No attempt whatsoever is made to explain who these hostiles are or where they’re coming from. There isn’t even the slender excuse that they’re all space pirates. In fact, judging from the number of quests involving killing so many “male” or “female” randomized-name ships, many of them are supposed to be living creatures, but they look and attack like space ships, not monsters.
That’s just one example of how the game’s generally well-executed art wasn’t as clear in meaning as I would have liked. The brightest, prettiest objects on-screen (after stars and planets) are usually mines of various sorts. I learned the hard way: if it looks like candy, stay the hell away. At the same time, the use of realistic light sourcing for ships means that they are often very dark: I’ve repeatedly started shooting hostiles before realizing that anyone was there.
Another blow to clarity is dealt by the game’s inventory art, which is highly monotonous: you have to look for the colored border and tiny dots in the corner to tell you anything more than “that’s an power plant” or “that’s a shield generator.” To be fair, it’s hard to come up with art that says at a glance “I’m a superior shield capacitor.”
Given how strong the underlying game engine seems to be, and that the game’s flaws are largely in presentation and writing, I get the impression that the game was rushed out in order to have the full version available before Christmas. If this was still a beta, I’d give it high marks and high hopes.
I’m still hopeful for improvements to the quest system, tweaking the brightness and light sourcing should be an easy patch, and it’s not too late to hire a writer. I hope Soldak will continue improving Drox Operative, because the game is rich with partially-realized potential.
The Verdict: 3/5. Drox Operative is highly ambitious, but only partially lives up to its potential due to a steep difficulty curve, minimalist writing, and lack of clear, immediate access to the information the player needs (mainly in the art and quest components). I’m impressed with what Soldak was trying to do here, and recommend the game to people looking for a hardcore action roguelike as well as those who enjoy micromanaging under time pressure, but in its present state its not for a broader audience.

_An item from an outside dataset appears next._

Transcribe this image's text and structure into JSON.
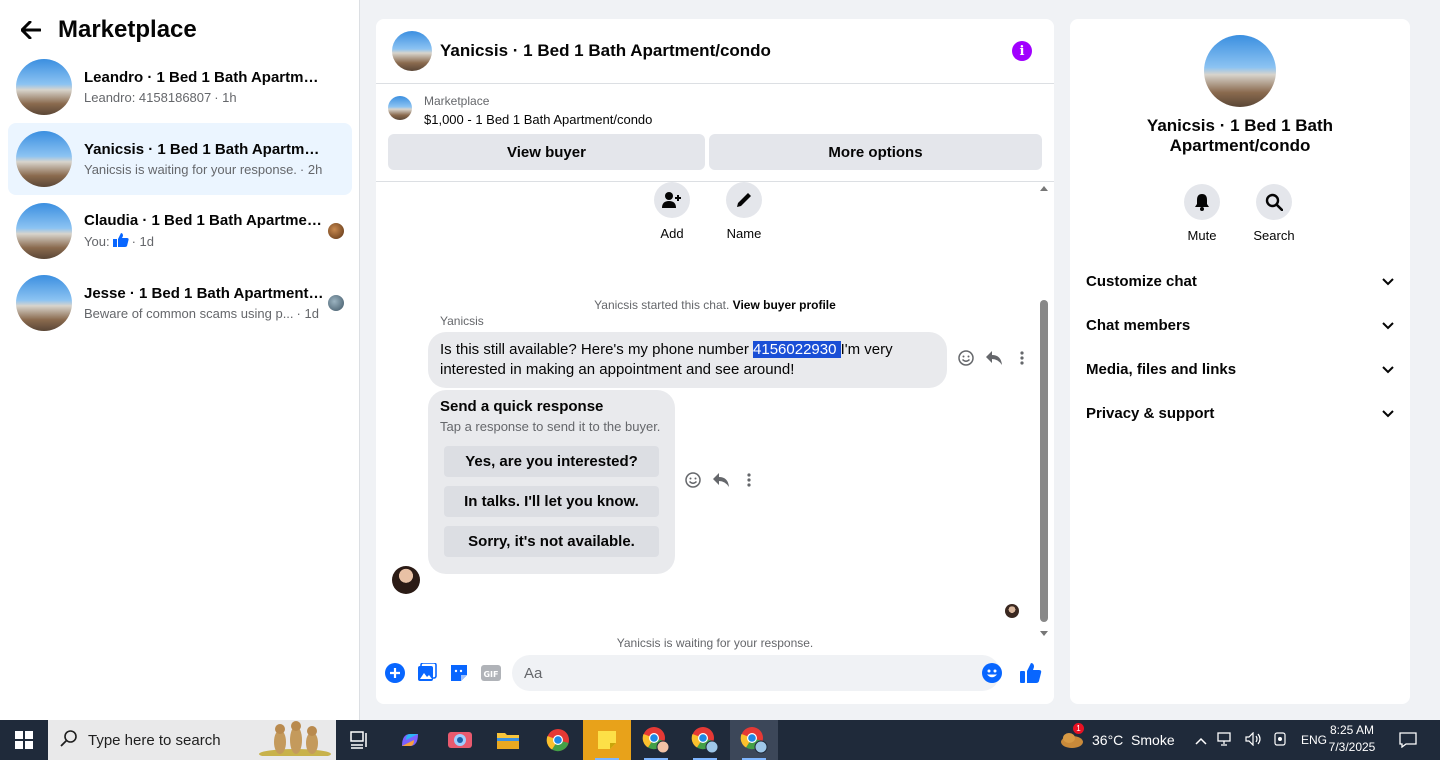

Tof Eklund is a scholar, player, and occasional creator of games, and teaches Creative Writing at Full Sail University. You can find Tof’s iOS reviews at Touch Arcade, other reviews strewn about the net, and mature webseries/podfic at Big World Network.